Lax said in L’Arche he found a perspective that paralleled and enriched his evolving view of people with disabilities. “It opened my eyes to the expansion of love that children with disabilities can bring to their parents or caregivers,” he said. 

The struggling, the tenderness and foremost the love of parents continues to move him.

He recalled one family who had five or six children, all on the cerebral palsy spectrum. As one child screamed relentlessly, the mother said gently, “I love you, I love you,” over and over again. Those are “heart-wrenching moments I’ve been privileged to see in my work,” he said.  

Lax said the hardest part of his career is accepting that his contribution to a child “is only temporary, that these children are going to have so much more to deal with in life” beyond the dentist chair. “For a hemophiliac, I can stop the bleeding, but I can’t take the hemophilia away.” 

Yet Lax’s impact on lives and local dental care is far from temporary. In 2009, the Grottoes of North America Humanitarian Foundation, a nonprofit providing dental care to children with special needs, gave a $70,000 grant in Lax’s name to fund the dental clinic at Doernbecher Children’s Hospital. 

Though he now has a lighter load, Lax continues to work at the Providence Child Center and each year spends a week providing pediatric dental care in a Guatemalan village.

Laurie Jerome misses Lax’s gentle, professional care of her son but is ever grateful for his work. “He’s my dental angel,” she said. 

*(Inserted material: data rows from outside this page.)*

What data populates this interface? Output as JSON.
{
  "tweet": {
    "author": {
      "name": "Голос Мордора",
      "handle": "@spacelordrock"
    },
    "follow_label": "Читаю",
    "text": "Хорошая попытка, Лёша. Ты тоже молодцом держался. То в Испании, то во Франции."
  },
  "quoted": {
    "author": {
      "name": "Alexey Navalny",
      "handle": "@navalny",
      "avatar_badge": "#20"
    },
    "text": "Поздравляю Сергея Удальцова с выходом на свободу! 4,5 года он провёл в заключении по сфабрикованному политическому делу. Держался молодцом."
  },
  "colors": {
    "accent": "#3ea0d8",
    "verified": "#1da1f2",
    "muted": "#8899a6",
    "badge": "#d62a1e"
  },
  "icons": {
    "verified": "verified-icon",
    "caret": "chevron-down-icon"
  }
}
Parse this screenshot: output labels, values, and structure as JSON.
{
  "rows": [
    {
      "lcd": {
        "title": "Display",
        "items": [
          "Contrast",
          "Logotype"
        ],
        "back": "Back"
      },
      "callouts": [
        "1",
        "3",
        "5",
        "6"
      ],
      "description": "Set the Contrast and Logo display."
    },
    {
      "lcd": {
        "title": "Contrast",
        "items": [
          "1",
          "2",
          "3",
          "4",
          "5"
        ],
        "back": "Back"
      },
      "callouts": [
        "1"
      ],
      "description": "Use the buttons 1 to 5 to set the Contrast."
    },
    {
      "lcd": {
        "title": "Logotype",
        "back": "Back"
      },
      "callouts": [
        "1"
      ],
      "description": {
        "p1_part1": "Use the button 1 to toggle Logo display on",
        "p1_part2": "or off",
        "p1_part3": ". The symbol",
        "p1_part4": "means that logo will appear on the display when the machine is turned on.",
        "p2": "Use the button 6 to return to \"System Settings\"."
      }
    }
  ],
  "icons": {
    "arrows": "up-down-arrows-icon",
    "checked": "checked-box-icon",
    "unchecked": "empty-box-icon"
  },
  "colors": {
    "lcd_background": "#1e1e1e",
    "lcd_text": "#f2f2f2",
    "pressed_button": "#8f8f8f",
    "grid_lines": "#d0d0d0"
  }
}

“When you go to the dentist you feel very vulnerable, and the people he served were some of the most vulnerable,” said Coughlin, adding: “You know how at the end of Mass the priest says, ‘Go in peace, to love and serve the Lord’? Peter — he does exactly that.”